We went here once on vacation back to Eatontown. It is one of those little museums that have trivia and artifacts about the town life... in this case, about the steamboat, shipping and oystering in the KeyPort area.
If you are into local history, then spend an hour looking at the pictures and reading the old headlines and browsing the exhibits. When we went there, it was open to all for donations so it was a cheap trip for us (1985). Not sure if they charge now.
The official name is Steamboat Docking Museum.
The Academy bus line services Keyport and other towns along the Jersey coast.
All the buses marked "36" give access to Keyport and eventually return to Port Authority in New York City (see the website below). Local stops within Keyport area cost $2.50. Keyport to NYC costs $10.
The present schedule is: http://www.academybus.com/Upload/PDFs/route_15.pdf
The New Jersey Transit Authority runs trains down the Jersey Coast and up into New York City.
The cost and schedules for those trains is given in the website below. The route is called the New Jersey Coast route.

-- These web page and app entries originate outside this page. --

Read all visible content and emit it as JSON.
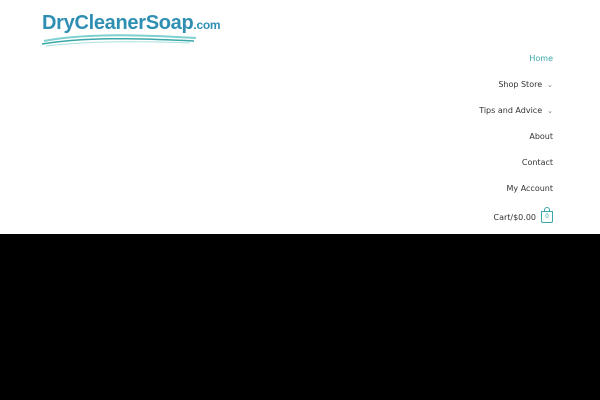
{
  "colors": {
    "accent": "#3aa7a9",
    "logo_blue": "#2f8fb3",
    "text": "#333333",
    "band": "#000000"
  },
  "logo": {
    "name": "DryCleanerSoap",
    "tld": ".com"
  },
  "nav": {
    "items": [
      {
        "label": "Home",
        "active": true,
        "dropdown": false
      },
      {
        "label": "Shop Store",
        "active": false,
        "dropdown": true
      },
      {
        "label": "Tips and Advice",
        "active": false,
        "dropdown": true
      },
      {
        "label": "About",
        "active": false,
        "dropdown": false
      },
      {
        "label": "Contact",
        "active": false,
        "dropdown": false
      },
      {
        "label": "My Account",
        "active": false,
        "dropdown": false
      }
    ],
    "dropdown_icon": "chevron-down-icon",
    "cart": {
      "label": "Cart/$0.00",
      "count": "0",
      "icon": "shopping-bag-icon"
    }
  }
}
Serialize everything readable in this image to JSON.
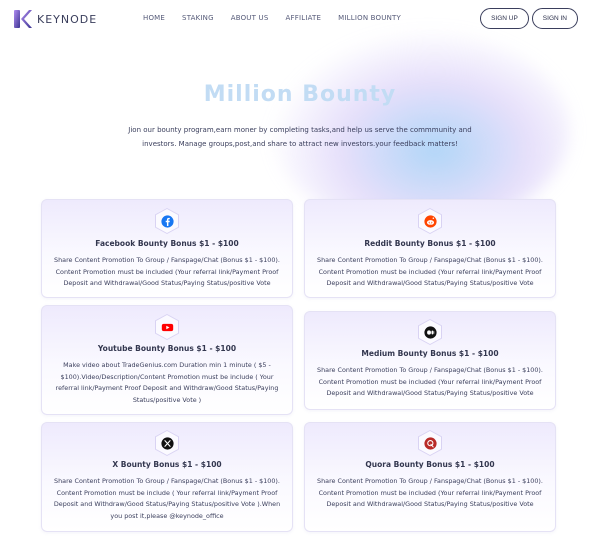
{
  "brand": {
    "name": "KEYNODE",
    "accent": "#8a6fe0",
    "accent_dark": "#4a3ea8"
  },
  "nav": {
    "links": [
      "HOME",
      "STAKING",
      "ABOUT US",
      "AFFILIATE",
      "MILLION BOUNTY"
    ],
    "signup": "SIGN UP",
    "signin": "SIGN IN"
  },
  "hero": {
    "title": "Million Bounty",
    "description": "Jion our bounty program,earn moner by completing tasks,and help us serve the commmunity and investors. Manage groups,post,and share to attract new investors.your feedback matters!"
  },
  "cards": [
    {
      "icon": "facebook-icon",
      "title": "Facebook Bounty Bonus $1 - $100",
      "desc": "Share Content Promotion To Group / Fanspage/Chat (Bonus $1 - $100). Content Promotion must be included (Your referral link/Payment Proof Deposit and Withdrawal/Good Status/Paying Status/positive Vote"
    },
    {
      "icon": "reddit-icon",
      "title": "Reddit Bounty Bonus $1 - $100",
      "desc": "Share Content Promotion To Group / Fanspage/Chat (Bonus $1 - $100). Content Promotion must be included (Your referral link/Payment Proof Deposit and Withdrawal/Good Status/Paying Status/positive Vote"
    },
    {
      "icon": "youtube-icon",
      "title": "Youtube Bounty Bonus $1 - $100",
      "desc": "Make video about TradeGenius.com Duration min 1 minute ( $5 - $100).Video/Description/Content Promotion must be include ( Your referral link/Payment Proof Deposit and Withdraw/Good Status/Paying Status/positive Vote )"
    },
    {
      "icon": "medium-icon",
      "title": "Medium Bounty Bonus $1 - $100",
      "desc": "Share Content Promotion To Group / Fanspage/Chat (Bonus $1 - $100). Content Promotion must be included (Your referral link/Payment Proof Deposit and Withdrawal/Good Status/Paying Status/positive Vote"
    },
    {
      "icon": "x-icon",
      "title": "X Bounty Bonus $1 - $100",
      "desc": "Share Content Promotion To Group / Fanspage/Chat (Bonus $1 - $100). Content Promotion must be include ( Your referral link/Payment Proof Deposit and Withdraw/Good Status/Paying Status/positive Vote ).When you post it,please @keynode_office"
    },
    {
      "icon": "quora-icon",
      "title": "Quora Bounty Bonus $1 - $100",
      "desc": "Share Content Promotion To Group / Fanspage/Chat (Bonus $1 - $100). Content Promotion must be included (Your referral link/Payment Proof Deposit and Withdrawal/Good Status/Paying Status/positive Vote"
    }
  ]
}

Minimum cost from adjacent stops is $4; maximum cost for the whole route is $15. You can pay cash on the train ($20 bills or lower denominations) or get a ticket ahead of time or buy a "frequent traveler" pass at reduced fare.

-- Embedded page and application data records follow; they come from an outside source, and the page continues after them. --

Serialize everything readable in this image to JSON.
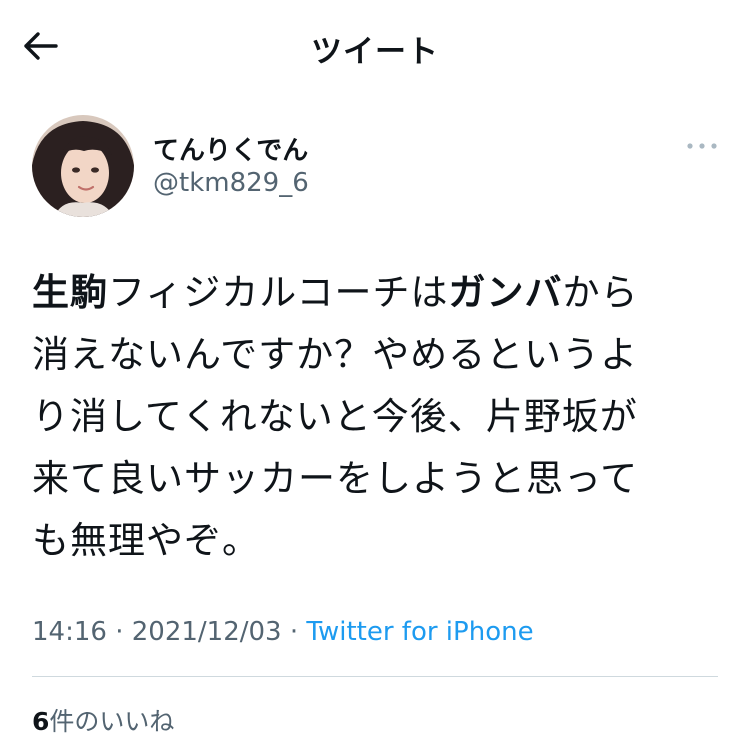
{
  "header": {
    "title": "ツイート",
    "back_icon": "arrow-left-icon"
  },
  "tweet": {
    "author_name": "てんりくでん",
    "author_handle": "@tkm829_6",
    "body": [
      {
        "text": "生駒",
        "bold": true
      },
      {
        "text": "フィジカルコーチは",
        "bold": false
      },
      {
        "text": "ガンバ",
        "bold": true
      },
      {
        "text": "から\n消えないんですか？やめるというよ\nり消してくれないと今後、片野坂が\n来て良いサッカーをしようと思って\nも無理やぞ。",
        "bold": false
      }
    ],
    "time": "14:16",
    "sep1": "·",
    "date": "2021/12/03",
    "sep2": "·",
    "source": "Twitter for iPhone",
    "likes_count": "6",
    "likes_label": "件のいいね"
  },
  "colors": {
    "text": "#0f1419",
    "secondary": "#536471",
    "link": "#1d9bf0",
    "divider": "#cfd9de"
  }
}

Keyport is so safe that it barely makes it on the crime risk chart.
They average under 10 crimes recorded per year. (Sounds like "Mayberry")

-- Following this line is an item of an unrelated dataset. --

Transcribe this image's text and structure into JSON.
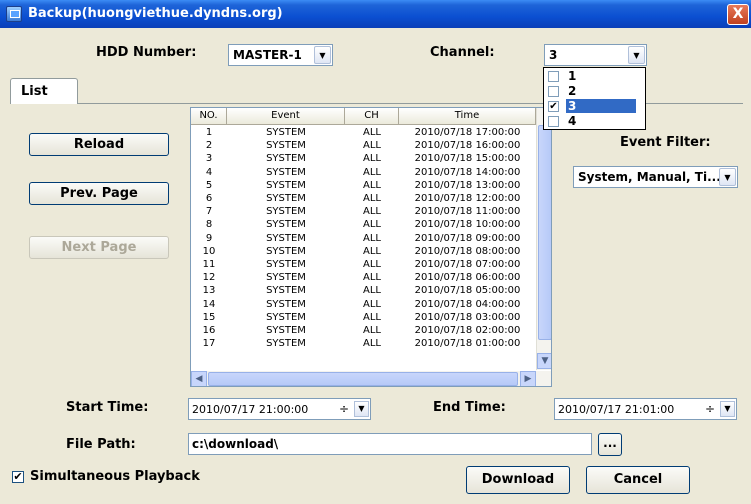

We were only there during the day but if you believe the statistics (which I do) then you can believe that it is safe at night as well as during the day.
You will have a safe and pleasant time in Keyport (like we did) if you use the same precautions you use at home.
My aunt married a man named Herbert Burrowes and lived in Keyport. We used to visit them on the way to and from Cape Cod. I never knew much about Uncle Herb's parents but I have found that they were Horace Burrowes and Mary Etta Walling.
Horace was one of five brothers that were born in Keyport, and among other things started the Yacht Club. I have pictures of us going out in a sailboat with my cousins.
Horace's father was Thomas Burrowes, First President of the Peoples' National Bank
"In 1889 it was felt that there was room for another bank in town. The Peoples' National Bank was established with Thomas Burrowes as its first president and William H. Tuthill as cashier. Their original capital stock was also $50,000. The introductory building was just south of the southwest corner of Broad and Front Streets. When they constructed a new building in the middle of the block on the north side of West Front Street, their old building was sold to the Keyport Hebrew Congregation as a synagogue. The Peoples' National Bank has also seen many mergers and changes of name, but continues to serve Keyport from the West Front Street location to this day."
Thomas's son Horace Stoel became a banker here as well as his grandson, Herbert Curtis Burrowes, who served here as cashier and them became a Vice President at Bankers Trust in New York City. I think the Herbert Curtis Burrowes referred to is my Uncle Herb.